An exact copy of all the lines below is required, with every image left out.

** Opening Records for this task block **

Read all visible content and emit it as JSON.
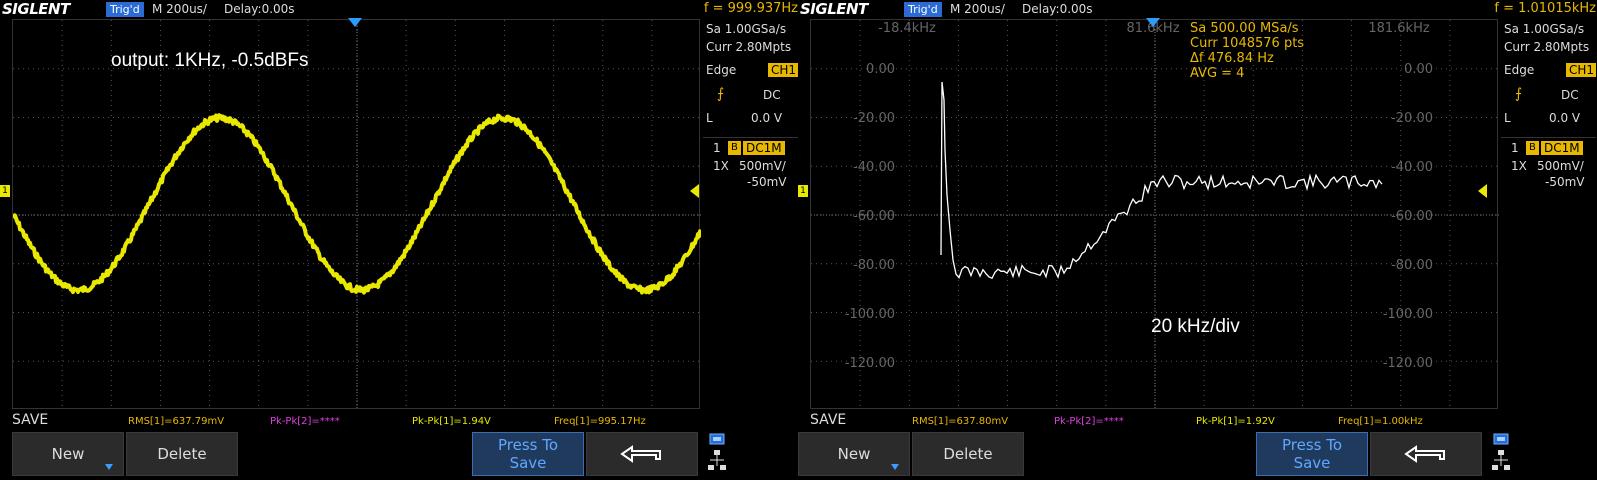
{
  "left": {
    "brand": "SIGLENT",
    "trig_status": "Trig'd",
    "timebase": "M 200us/",
    "delay": "Delay:0.00s",
    "freq_counter": "f = 999.937Hz",
    "sample_rate": "Sa 1.00GSa/s",
    "memory_depth": "Curr 2.80Mpts",
    "trigger_type": "Edge",
    "trigger_source": "CH1",
    "coupling": "DC",
    "level_label": "L",
    "level_value": "0.0 V",
    "channel_num": "1",
    "channel_badge": "B",
    "channel_coupling": "DC1M",
    "probe": "1X",
    "vscale": "500mV/",
    "offset": "-50mV",
    "annotation": "output: 1KHz, -0.5dBFs",
    "menu_label": "SAVE",
    "measurements": {
      "rms": "RMS[1]=637.79mV",
      "pkpk2": "Pk-Pk[2]=****",
      "pkpk1": "Pk-Pk[1]=1.94V",
      "freq": "Freq[1]=995.17Hz"
    },
    "buttons": {
      "new": "New",
      "delete": "Delete",
      "press_to": "Press To",
      "save": "Save"
    }
  },
  "right": {
    "brand": "SIGLENT",
    "trig_status": "Trig'd",
    "timebase": "M 200us/",
    "delay": "Delay:0.00s",
    "freq_counter": "f = 1.01015kHz",
    "sample_rate": "Sa 1.00GSa/s",
    "memory_depth": "Curr 2.80Mpts",
    "trigger_type": "Edge",
    "trigger_source": "CH1",
    "coupling": "DC",
    "level_label": "L",
    "level_value": "0.0 V",
    "channel_num": "1",
    "channel_badge": "B",
    "channel_coupling": "DC1M",
    "probe": "1X",
    "vscale": "500mV/",
    "offset": "-50mV",
    "fft_freq_labels": [
      "-18.4kHz",
      "81.6kHz",
      "181.6kHz"
    ],
    "fft_info": [
      "Sa 500.00 MSa/s",
      "Curr 1048576 pts",
      "Δf 476.84 Hz",
      "AVG = 4"
    ],
    "db_labels": [
      "0.00",
      "-20.00",
      "-40.00",
      "-60.00",
      "-80.00",
      "-100.00",
      "-120.00"
    ],
    "annotation": "20 kHz/div",
    "menu_label": "SAVE",
    "measurements": {
      "rms": "RMS[1]=637.80mV",
      "pkpk2": "Pk-Pk[2]=****",
      "pkpk1": "Pk-Pk[1]=1.92V",
      "freq": "Freq[1]=1.00kHz"
    },
    "buttons": {
      "new": "New",
      "delete": "Delete",
      "press_to": "Press To",
      "save": "Save"
    }
  },
  "colors": {
    "ch1": "#e8e800",
    "fft": "#ffffff",
    "grid": "#555555",
    "accent": "#2a6bd6",
    "rms": "#e8b800",
    "pkpk2": "#e040e0",
    "pkpk1": "#e8e800",
    "freq": "#e8b800"
  }
}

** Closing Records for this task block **

** Answer to this task **
Read all visible content and emit it as JSON.
{
  "left": {
    "brand": "SIGLENT",
    "trig_status": "Trig'd",
    "timebase": "M 200us/",
    "delay": "Delay:0.00s",
    "freq_counter": "f = 999.937Hz",
    "sample_rate": "Sa 1.00GSa/s",
    "memory_depth": "Curr 2.80Mpts",
    "trigger_type": "Edge",
    "trigger_source": "CH1",
    "coupling": "DC",
    "level_label": "L",
    "level_value": "0.0 V",
    "channel_num": "1",
    "channel_badge": "B",
    "channel_coupling": "DC1M",
    "probe": "1X",
    "vscale": "500mV/",
    "offset": "-50mV",
    "annotation": "output: 1KHz, -0.5dBFs",
    "menu_label": "SAVE",
    "measurements": {
      "rms": "RMS[1]=637.79mV",
      "pkpk2": "Pk-Pk[2]=****",
      "pkpk1": "Pk-Pk[1]=1.94V",
      "freq": "Freq[1]=995.17Hz"
    },
    "buttons": {
      "new": "New",
      "delete": "Delete",
      "press_to": "Press To",
      "save": "Save"
    }
  },
  "right": {
    "brand": "SIGLENT",
    "trig_status": "Trig'd",
    "timebase": "M 200us/",
    "delay": "Delay:0.00s",
    "freq_counter": "f = 1.01015kHz",
    "sample_rate": "Sa 1.00GSa/s",
    "memory_depth": "Curr 2.80Mpts",
    "trigger_type": "Edge",
    "trigger_source": "CH1",
    "coupling": "DC",
    "level_label": "L",
    "level_value": "0.0 V",
    "channel_num": "1",
    "channel_badge": "B",
    "channel_coupling": "DC1M",
    "probe": "1X",
    "vscale": "500mV/",
    "offset": "-50mV",
    "fft_freq_labels": [
      "-18.4kHz",
      "81.6kHz",
      "181.6kHz"
    ],
    "fft_info": [
      "Sa 500.00 MSa/s",
      "Curr 1048576 pts",
      "Δf 476.84 Hz",
      "AVG = 4"
    ],
    "db_labels": [
      "0.00",
      "-20.00",
      "-40.00",
      "-60.00",
      "-80.00",
      "-100.00",
      "-120.00"
    ],
    "annotation": "20 kHz/div",
    "menu_label": "SAVE",
    "measurements": {
      "rms": "RMS[1]=637.80mV",
      "pkpk2": "Pk-Pk[2]=****",
      "pkpk1": "Pk-Pk[1]=1.92V",
      "freq": "Freq[1]=1.00kHz"
    },
    "buttons": {
      "new": "New",
      "delete": "Delete",
      "press_to": "Press To",
      "save": "Save"
    }
  },
  "colors": {
    "ch1": "#e8e800",
    "fft": "#ffffff",
    "grid": "#555555",
    "accent": "#2a6bd6",
    "rms": "#e8b800",
    "pkpk2": "#e040e0",
    "pkpk1": "#e8e800",
    "freq": "#e8b800"
  }
}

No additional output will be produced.